_TASK PROMPT_
Only an exact copy of the records below will serve as the answer.

_RECORD EXCERPTS_
• • • •

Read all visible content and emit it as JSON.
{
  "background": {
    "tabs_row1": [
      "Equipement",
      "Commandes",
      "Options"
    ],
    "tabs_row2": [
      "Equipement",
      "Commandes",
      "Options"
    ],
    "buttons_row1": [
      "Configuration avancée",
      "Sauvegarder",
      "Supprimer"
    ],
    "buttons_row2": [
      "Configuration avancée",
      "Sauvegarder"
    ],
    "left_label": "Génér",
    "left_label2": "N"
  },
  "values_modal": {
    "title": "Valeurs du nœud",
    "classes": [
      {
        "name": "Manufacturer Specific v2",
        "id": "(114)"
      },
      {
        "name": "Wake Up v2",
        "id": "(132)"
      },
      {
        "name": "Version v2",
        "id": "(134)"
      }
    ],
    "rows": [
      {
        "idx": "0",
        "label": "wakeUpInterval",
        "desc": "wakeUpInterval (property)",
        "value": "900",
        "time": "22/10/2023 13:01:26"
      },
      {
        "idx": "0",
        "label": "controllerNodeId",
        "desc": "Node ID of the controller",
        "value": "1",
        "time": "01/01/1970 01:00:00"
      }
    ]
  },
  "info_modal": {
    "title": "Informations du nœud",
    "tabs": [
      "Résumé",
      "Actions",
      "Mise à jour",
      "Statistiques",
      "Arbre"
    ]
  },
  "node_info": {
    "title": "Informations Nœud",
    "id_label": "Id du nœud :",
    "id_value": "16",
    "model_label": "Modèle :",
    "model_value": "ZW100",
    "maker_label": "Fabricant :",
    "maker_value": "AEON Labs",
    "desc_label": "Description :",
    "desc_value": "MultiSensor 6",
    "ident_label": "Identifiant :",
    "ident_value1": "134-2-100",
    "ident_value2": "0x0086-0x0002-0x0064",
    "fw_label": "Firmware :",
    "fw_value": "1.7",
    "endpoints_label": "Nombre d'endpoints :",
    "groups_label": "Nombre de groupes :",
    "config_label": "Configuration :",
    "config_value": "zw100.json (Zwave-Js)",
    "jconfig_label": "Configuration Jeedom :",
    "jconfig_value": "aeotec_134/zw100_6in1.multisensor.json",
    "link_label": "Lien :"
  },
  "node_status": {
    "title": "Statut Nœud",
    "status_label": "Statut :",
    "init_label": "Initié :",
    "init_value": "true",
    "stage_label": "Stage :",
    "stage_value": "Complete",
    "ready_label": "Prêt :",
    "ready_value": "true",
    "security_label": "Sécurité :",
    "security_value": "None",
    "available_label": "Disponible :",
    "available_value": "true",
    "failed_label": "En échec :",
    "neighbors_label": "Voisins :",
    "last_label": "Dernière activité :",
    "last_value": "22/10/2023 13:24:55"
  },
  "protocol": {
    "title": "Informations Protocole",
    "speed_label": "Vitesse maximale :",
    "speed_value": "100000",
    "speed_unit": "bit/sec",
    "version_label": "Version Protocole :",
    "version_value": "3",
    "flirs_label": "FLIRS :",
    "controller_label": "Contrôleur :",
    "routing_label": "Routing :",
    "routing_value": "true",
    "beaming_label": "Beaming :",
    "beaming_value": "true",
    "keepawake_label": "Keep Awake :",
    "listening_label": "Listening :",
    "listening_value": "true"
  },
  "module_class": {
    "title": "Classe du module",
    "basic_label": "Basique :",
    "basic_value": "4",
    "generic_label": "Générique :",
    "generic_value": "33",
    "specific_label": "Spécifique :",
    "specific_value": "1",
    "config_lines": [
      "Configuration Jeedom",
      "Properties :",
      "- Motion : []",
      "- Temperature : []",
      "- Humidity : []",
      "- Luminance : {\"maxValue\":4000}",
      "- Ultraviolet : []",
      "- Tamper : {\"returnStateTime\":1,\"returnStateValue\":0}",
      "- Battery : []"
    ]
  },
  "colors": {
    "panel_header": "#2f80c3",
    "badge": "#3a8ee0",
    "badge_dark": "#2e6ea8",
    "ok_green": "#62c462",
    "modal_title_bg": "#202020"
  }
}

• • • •

_RESULT OF THE TASK_
Read all visible content and emit it as JSON.
{
  "background": {
    "tabs_row1": [
      "Equipement",
      "Commandes",
      "Options"
    ],
    "tabs_row2": [
      "Equipement",
      "Commandes",
      "Options"
    ],
    "buttons_row1": [
      "Configuration avancée",
      "Sauvegarder",
      "Supprimer"
    ],
    "buttons_row2": [
      "Configuration avancée",
      "Sauvegarder"
    ],
    "left_label": "Génér",
    "left_label2": "N"
  },
  "values_modal": {
    "title": "Valeurs du nœud",
    "classes": [
      {
        "name": "Manufacturer Specific v2",
        "id": "(114)"
      },
      {
        "name": "Wake Up v2",
        "id": "(132)"
      },
      {
        "name": "Version v2",
        "id": "(134)"
      }
    ],
    "rows": [
      {
        "idx": "0",
        "label": "wakeUpInterval",
        "desc": "wakeUpInterval (property)",
        "value": "900",
        "time": "22/10/2023 13:01:26"
      },
      {
        "idx": "0",
        "label": "controllerNodeId",
        "desc": "Node ID of the controller",
        "value": "1",
        "time": "01/01/1970 01:00:00"
      }
    ]
  },
  "info_modal": {
    "title": "Informations du nœud",
    "tabs": [
      "Résumé",
      "Actions",
      "Mise à jour",
      "Statistiques",
      "Arbre"
    ]
  },
  "node_info": {
    "title": "Informations Nœud",
    "id_label": "Id du nœud :",
    "id_value": "16",
    "model_label": "Modèle :",
    "model_value": "ZW100",
    "maker_label": "Fabricant :",
    "maker_value": "AEON Labs",
    "desc_label": "Description :",
    "desc_value": "MultiSensor 6",
    "ident_label": "Identifiant :",
    "ident_value1": "134-2-100",
    "ident_value2": "0x0086-0x0002-0x0064",
    "fw_label": "Firmware :",
    "fw_value": "1.7",
    "endpoints_label": "Nombre d'endpoints :",
    "groups_label": "Nombre de groupes :",
    "config_label": "Configuration :",
    "config_value": "zw100.json (Zwave-Js)",
    "jconfig_label": "Configuration Jeedom :",
    "jconfig_value": "aeotec_134/zw100_6in1.multisensor.json",
    "link_label": "Lien :"
  },
  "node_status": {
    "title": "Statut Nœud",
    "status_label": "Statut :",
    "init_label": "Initié :",
    "init_value": "true",
    "stage_label": "Stage :",
    "stage_value": "Complete",
    "ready_label": "Prêt :",
    "ready_value": "true",
    "security_label": "Sécurité :",
    "security_value": "None",
    "available_label": "Disponible :",
    "available_value": "true",
    "failed_label": "En échec :",
    "neighbors_label": "Voisins :",
    "last_label": "Dernière activité :",
    "last_value": "22/10/2023 13:24:55"
  },
  "protocol": {
    "title": "Informations Protocole",
    "speed_label": "Vitesse maximale :",
    "speed_value": "100000",
    "speed_unit": "bit/sec",
    "version_label": "Version Protocole :",
    "version_value": "3",
    "flirs_label": "FLIRS :",
    "controller_label": "Contrôleur :",
    "routing_label": "Routing :",
    "routing_value": "true",
    "beaming_label": "Beaming :",
    "beaming_value": "true",
    "keepawake_label": "Keep Awake :",
    "listening_label": "Listening :",
    "listening_value": "true"
  },
  "module_class": {
    "title": "Classe du module",
    "basic_label": "Basique :",
    "basic_value": "4",
    "generic_label": "Générique :",
    "generic_value": "33",
    "specific_label": "Spécifique :",
    "specific_value": "1",
    "config_lines": [
      "Configuration Jeedom",
      "Properties :",
      "- Motion : []",
      "- Temperature : []",
      "- Humidity : []",
      "- Luminance : {\"maxValue\":4000}",
      "- Ultraviolet : []",
      "- Tamper : {\"returnStateTime\":1,\"returnStateValue\":0}",
      "- Battery : []"
    ]
  },
  "colors": {
    "panel_header": "#2f80c3",
    "badge": "#3a8ee0",
    "badge_dark": "#2e6ea8",
    "ok_green": "#62c462",
    "modal_title_bg": "#202020"
  }
}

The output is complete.